08.10.10, 6:00 AM ET
A comprehensive national energy policy will acknowledge the magnitude of the world's energy challenges. Most citizens want to be assured of economic prosperity, national security and a clean environment. In much of the world, accomplishing these goals is impossible, but in America all three can be achieved.
Since the 1950s, energy demand in the U.S. has been increasing while our domestic supply is rapidly decreasing. Sending $300 billion a year to other countries to obtain 60% of our oil, much of it from unreliable regions of the world, is not an intelligent policy. To suggest that energy independence can be achieved quickly and easily using renewable alternatives is equally unreasonable.
Developing a practical energy policy starts by understanding the scale of the problem. Currently we have no clear way to talk about this challenge. Units such as terawatts, joules and BTUs mean little to our policymakers and citizens, adding confusion to an already difficult topic. To help address this issue, our late colleague Hewitt Crane coined the term a "cubic mile of oil."
The approximately 25 billion barrels of oil the world consumes each year amounts to one cubic mile of oil (CMO). We can use the energy contained in a cubic mile of oil as a unit to visually represent energy from all different sources: coal, natural gas, biomass, nuclear, hydro, solar, wind and geothermal. Expressing global energy usage in CMO units allows us to more easily debate and evaluate our progress. It is a big unit. Imagine all of Washington, D.C., submerged under 80 feet of oil. At today's prices, one cubic mile of oil costs about $2 trillion.
Each year the world uses 3 CMO of energy: 1 CMO of oil, 0.8 of coal, 0.6 of natural gas and about 0.2 each of wood, hydro and nuclear. At 0.01 CMO per year, wind and solar combined barely register.
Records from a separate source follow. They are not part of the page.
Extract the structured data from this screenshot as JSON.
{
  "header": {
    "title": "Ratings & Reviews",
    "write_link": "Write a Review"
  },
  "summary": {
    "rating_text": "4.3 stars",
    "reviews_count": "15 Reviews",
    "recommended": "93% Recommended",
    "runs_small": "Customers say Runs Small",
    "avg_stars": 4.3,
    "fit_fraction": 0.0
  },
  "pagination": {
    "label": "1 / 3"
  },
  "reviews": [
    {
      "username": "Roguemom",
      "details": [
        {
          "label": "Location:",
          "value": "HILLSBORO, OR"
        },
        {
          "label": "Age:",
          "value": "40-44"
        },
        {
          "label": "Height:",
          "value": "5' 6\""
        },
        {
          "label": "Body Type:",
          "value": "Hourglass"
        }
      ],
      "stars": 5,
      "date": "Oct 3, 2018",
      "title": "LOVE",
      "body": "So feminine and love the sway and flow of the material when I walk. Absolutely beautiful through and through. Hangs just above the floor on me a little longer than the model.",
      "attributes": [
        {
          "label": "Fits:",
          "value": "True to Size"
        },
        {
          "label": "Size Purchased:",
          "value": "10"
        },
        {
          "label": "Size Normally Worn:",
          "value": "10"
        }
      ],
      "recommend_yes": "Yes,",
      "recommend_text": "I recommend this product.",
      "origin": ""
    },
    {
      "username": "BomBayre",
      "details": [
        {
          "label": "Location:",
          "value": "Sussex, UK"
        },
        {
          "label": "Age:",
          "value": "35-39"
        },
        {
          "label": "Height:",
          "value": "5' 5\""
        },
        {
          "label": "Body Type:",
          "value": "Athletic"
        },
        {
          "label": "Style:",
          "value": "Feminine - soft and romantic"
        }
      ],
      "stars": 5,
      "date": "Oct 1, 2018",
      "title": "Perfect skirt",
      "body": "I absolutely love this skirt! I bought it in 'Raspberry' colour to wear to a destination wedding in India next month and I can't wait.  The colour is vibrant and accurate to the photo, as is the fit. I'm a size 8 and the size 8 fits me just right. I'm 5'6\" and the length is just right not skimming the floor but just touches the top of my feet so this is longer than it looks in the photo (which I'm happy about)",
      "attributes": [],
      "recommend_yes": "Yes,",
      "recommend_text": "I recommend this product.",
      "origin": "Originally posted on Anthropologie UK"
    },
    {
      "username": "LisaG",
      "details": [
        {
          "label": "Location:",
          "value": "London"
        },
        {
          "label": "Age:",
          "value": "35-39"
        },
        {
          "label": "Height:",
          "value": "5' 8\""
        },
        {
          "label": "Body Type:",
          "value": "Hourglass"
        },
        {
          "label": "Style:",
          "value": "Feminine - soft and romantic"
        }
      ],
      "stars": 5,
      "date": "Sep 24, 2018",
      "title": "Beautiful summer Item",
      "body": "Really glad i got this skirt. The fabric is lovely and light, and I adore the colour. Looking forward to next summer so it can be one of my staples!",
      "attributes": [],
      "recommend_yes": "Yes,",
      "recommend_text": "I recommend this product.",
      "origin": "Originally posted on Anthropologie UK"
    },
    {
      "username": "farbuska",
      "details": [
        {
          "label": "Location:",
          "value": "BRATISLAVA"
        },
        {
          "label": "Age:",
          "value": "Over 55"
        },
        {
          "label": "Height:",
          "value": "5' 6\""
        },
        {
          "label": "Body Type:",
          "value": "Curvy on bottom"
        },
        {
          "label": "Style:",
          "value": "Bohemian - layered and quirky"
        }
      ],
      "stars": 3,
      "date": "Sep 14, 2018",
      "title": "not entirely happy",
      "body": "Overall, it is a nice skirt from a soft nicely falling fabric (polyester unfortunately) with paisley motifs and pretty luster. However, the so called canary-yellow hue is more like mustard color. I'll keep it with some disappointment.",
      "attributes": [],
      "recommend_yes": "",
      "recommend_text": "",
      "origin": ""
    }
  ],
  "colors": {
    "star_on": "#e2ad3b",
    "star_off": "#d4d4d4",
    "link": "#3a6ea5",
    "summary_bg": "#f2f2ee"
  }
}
Even with very aggressive conservation and efficiency gains, the world's energy use will approach 6 CMO per year in 50 years--twice what we consume today.
What would it take to replace just the world's coal use with non-carbon sources? We would need to build each year for 50 years either 32 new 1,000-megawatt nuclear plants, 31,000 new 3-megawatt windmills, or 28 million new 5-kilowatt photovoltaic homes. These numbers assume realistic availability from wind and solar systems plus the ability to store and transmit their intermittent power, which we cannot fully do today. These numbers indicate why even the most optimistic Intergovernmental Panel on Climate Change (IPCC) scenarios call for nearly 60% of the world's energy to be provided by hydrocarbons in the year 2050.
How about a more modest goal--replacing America's coal-fired plants in 10 years? These plants produce about 0.13 CMO of electricity per year. Replacing them would take 280 nuclear plants, 250,000 windmills or 245 million photovoltaic homes. Are we doing anything of this scale today? No. Some the combination of these alternatives is conceptually possible--but not within 10 years.
A new nuclear plant costs many billions of dollars, and replacing all of America's coal-fired plants with nuclear plants would cost roughly a trillion dollars. Producing electricity today from nuclear is three times--and solar thermal four times--more expensive than coal. That is why China is building a new coal-fired plant every week, with India close behind. However, even these aggressive developments will not satisfy the energy needs of these rapidly growing countries.
Eventually the world will move to cleaner alternatives, but it will take many decades. Oil will remain essential for many products and particularly for transportation, which is 70% of U.S. oil use. Until we have practical, cost-effective electric or hydrogen fuel-cell vehicles, transportation usage will not change significantly. When we do have acceptable alternatives, it will take decades to create the required infrastructure and to replace today's vehicles.
The U.S. has plentiful sources of energy; we have simply decided not to use most of them for technical, environmental and political reasons. This de facto policy has hurt our economy, damaged the environment and reduced our national security. We have enough coal resources for the next 200 years, potentially more oil than Saudi Arabia in shale oil, and possibly natural gas in excess of 100 years in shale gas. We have great potential for solar, wind and nuclear energy, and in the future we will also have a new generation of bio-fuels and geo-thermal power.
Cubic Mile of Oil math illustrates the vast scale of our challenge, which no single approach can fully address. We need a national energy plan that uses all of our energy alternatives, along with a comprehensive innovation plan to create the low-cost energy our economy requires and that reduces our risks to national security and the environment. A realistic energy plan will include initiatives for conservation and efficiency; aggressive development and deployment of renewables; increased oil recovery from existing reservoirs; development of new coal, oil, gas and nuclear resources; and development of nontraditional energy resources, such as shale oil and gas.
While we do not yet have all the innovations needed to provide the clean, low-cost and enormous scale of energy resources required, we can develop them over time. To make expeditious progress, the government must make sustained research investments, create realistic energy regulations and provide appropriate commercialization incentives, without picking technological favorites. Although it will take great persistence and the investments required are huge, over a 50-year period our goals are achievable. Our nation requires and deserves such a plan.